Rural women face unique challenges in escaping domestic violence

Rina Arseneault releases her new report on Monday based on focus groups with counsellors and survivors

By Vanessa Blanch, CBC News Posted: May 30, 2016 11:58 AM AT Last Updated: May 30, 2016 2:08 PM AT


Women in rural New Brunswick face unique challenges in escaping intimate partner violence, according to the findings of a new report released by the Muriel McQueen Fergusson Centre on Monday.

Rina Arseneault, the associate director of the Muriel McQueen Fergusson Centre for Family Violence Research, said the project included interviews with survivors of domestic violence and the support workers who try to help them in New Brunswick.

She said there are more challenges to escape an abusive partner in rural settings for many reasons.

"It's farther away from urban centres where most of the services are located," Arseneault told Information Morning Moncton.
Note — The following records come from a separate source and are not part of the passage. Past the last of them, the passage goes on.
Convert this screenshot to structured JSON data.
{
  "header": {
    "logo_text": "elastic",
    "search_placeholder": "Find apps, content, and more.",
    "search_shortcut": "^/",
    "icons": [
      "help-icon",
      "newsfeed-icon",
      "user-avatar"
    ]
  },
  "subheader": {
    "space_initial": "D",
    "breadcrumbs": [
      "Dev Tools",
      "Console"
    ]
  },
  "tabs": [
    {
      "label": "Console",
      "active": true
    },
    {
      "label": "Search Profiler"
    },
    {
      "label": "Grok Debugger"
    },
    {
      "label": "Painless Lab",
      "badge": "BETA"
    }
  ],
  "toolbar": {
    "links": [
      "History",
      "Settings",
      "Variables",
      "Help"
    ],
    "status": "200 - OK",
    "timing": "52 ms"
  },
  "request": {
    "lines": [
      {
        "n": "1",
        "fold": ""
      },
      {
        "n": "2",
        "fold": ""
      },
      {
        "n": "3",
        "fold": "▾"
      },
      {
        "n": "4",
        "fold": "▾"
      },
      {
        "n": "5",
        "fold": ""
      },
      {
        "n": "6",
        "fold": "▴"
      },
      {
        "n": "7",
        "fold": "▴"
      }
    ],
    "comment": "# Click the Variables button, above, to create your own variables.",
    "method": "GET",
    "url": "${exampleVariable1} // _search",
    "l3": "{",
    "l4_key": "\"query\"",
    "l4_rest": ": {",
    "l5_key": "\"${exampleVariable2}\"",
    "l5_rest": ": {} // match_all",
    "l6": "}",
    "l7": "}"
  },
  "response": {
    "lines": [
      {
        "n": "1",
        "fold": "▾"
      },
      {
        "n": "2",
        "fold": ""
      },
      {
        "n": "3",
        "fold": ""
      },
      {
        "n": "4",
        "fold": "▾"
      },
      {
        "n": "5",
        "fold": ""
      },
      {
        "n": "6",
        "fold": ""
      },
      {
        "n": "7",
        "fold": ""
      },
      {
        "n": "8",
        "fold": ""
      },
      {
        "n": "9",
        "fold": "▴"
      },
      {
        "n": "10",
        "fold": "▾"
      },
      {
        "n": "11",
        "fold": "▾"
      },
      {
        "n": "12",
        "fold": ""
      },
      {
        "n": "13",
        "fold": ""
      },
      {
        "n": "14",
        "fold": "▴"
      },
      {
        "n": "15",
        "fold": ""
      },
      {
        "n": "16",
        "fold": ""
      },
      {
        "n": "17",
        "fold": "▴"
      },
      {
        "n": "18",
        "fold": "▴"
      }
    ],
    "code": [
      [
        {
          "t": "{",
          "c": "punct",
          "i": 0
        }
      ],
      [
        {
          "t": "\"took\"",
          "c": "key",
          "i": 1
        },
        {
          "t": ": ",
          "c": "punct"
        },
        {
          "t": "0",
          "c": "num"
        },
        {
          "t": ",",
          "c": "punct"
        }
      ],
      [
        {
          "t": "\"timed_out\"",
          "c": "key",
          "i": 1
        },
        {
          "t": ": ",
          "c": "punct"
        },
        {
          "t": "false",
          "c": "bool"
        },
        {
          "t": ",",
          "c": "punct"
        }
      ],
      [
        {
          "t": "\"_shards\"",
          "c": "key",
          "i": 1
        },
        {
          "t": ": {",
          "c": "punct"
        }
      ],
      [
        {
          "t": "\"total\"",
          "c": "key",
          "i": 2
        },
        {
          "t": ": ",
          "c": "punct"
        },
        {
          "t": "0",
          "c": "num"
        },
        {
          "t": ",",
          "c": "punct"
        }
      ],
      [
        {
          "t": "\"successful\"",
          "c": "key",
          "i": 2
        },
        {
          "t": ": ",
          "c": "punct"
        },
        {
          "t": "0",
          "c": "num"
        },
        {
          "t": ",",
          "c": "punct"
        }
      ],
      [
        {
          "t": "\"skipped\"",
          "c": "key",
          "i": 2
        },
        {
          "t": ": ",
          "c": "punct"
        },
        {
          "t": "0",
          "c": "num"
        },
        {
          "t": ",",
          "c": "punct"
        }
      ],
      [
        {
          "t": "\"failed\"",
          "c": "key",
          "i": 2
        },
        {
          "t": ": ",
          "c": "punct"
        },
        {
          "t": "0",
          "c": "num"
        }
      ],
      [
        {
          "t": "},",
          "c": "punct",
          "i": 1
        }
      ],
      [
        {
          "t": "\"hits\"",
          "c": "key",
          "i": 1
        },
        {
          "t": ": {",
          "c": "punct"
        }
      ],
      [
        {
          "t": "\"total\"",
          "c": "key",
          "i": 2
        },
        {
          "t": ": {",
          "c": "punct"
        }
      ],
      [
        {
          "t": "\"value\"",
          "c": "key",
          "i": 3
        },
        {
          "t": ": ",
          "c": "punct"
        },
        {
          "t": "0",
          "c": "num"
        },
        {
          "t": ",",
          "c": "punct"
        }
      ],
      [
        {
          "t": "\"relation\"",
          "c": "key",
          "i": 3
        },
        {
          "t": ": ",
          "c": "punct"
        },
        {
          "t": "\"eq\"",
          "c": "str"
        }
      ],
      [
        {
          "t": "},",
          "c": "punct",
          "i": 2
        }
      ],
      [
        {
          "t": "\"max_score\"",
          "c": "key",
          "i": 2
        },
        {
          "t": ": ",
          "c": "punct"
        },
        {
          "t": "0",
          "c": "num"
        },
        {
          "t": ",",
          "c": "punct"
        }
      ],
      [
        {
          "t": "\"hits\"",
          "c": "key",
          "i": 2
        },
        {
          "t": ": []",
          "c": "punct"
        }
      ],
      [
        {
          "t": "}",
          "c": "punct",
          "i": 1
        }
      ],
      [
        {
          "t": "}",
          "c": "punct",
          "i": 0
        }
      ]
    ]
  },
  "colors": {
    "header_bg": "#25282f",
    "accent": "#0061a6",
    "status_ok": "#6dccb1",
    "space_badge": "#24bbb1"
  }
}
Travel can be difficult, particularly in the winter, and when limited transportation options could mean having to take the same ferry as their abuser to attend court, for example.

Other barriers include fears about being able to find employment, the lack of access to education, daycare, and health services, and inadequate housing and social services.

"Some of the other issues are certainly with small towns — so living in the same town as your partner."

Arseneault said more conservative attitudes in small communities can make it more difficult for women to come forward, especially if the woman isn't from the community but the man is.

"The community will have a tendency of being more supportive to him than to her because she's seen as an outsider," she said.

She said coming forward can also be more difficult in small towns because memories are long.

"If you are a family that has struggled then the community remembers that and so that family from generation to generation will be looked at differently," Arseneault explains.


Service cut in rural areas adds to challenge

Arseneault said besides community attitudes, rural women are also struggling because many services have been cut in small communities.

"One of [the services] that is not there in a lot of … rural communities is support groups for the women but also treatment groups for the men," she said.

"So even if the judge does say that he does have to go to treatment, if he doesn't have a way to get to the treatment there's a possibility he won't go."

Arseneault adds the justice system is very difficult to navigate and with fewer victim support workers and longer travel distances, challenges are compounded for women every step of the way.

"Calling the police is not easy, going to court is not easy … most of the time if she goes to court so will he," she said.

"So she will have to encounter him somewhere and so it could be the parking garage, which is a very difficult place to encounter your partner if you're scared of him."

Arseneault hopes the report, entitled Rural Realities Faced by Service Providers and Women Survivors of Intimate Partner Violence When Navigating the Justice System, will be the first step to improving support in rural communities by helping rural and urban service providers to work together and share what resources still exist.

"Depending on where you come from and depending on who you are you may receive all the support you need or you may be looked as somebody... asking for trouble."

In New Brunswick, 48 per cent of people live in rural areas in communities with less than 1,000 people.

The project included focus groups held in anglophone and francophone communities, including Charlotte County, Restigouche County and in two First Nations communities in New Brunswick.

The report was launched by the Muriel McQueen Fergusson Centre For Family Violence Research and the New Brunswick Association of Social Workers during a workshop held at the Crowne Plaza in Fredericton on Monday morning.

'We promised to rural New Brunswick that we're going to be doing some steps towards being able to do something really concrete in order to move forward.'

- Rina Arseneault, associate director

"I've got to tell you, before I started this project [three years ago], I thought I knew the issues, and I thought I knew the opportunities," Arseneault told the crowd of service providers, academics, and policy makers from across the province.

"But I'm here to tell you today that I have a better handle, really what's happening in our rural communities and how amazing they are, how survival is really their second name."

The workshop included a panel and small group discussions aimed at coming up with "doable" recommendations.

"We really want to move this forward," said Arseneault. "We promised to rural New Brunswick that we're going to be doing some steps towards being able to do something really concrete in order to move forward - and moving with their help."

Recommendations from the workshop will be presented to the "leaders of New Brunswick," she said.

Intimate partner violence includes physical, emotional, sexual and economic abuse.

with files from Information Morning Moncton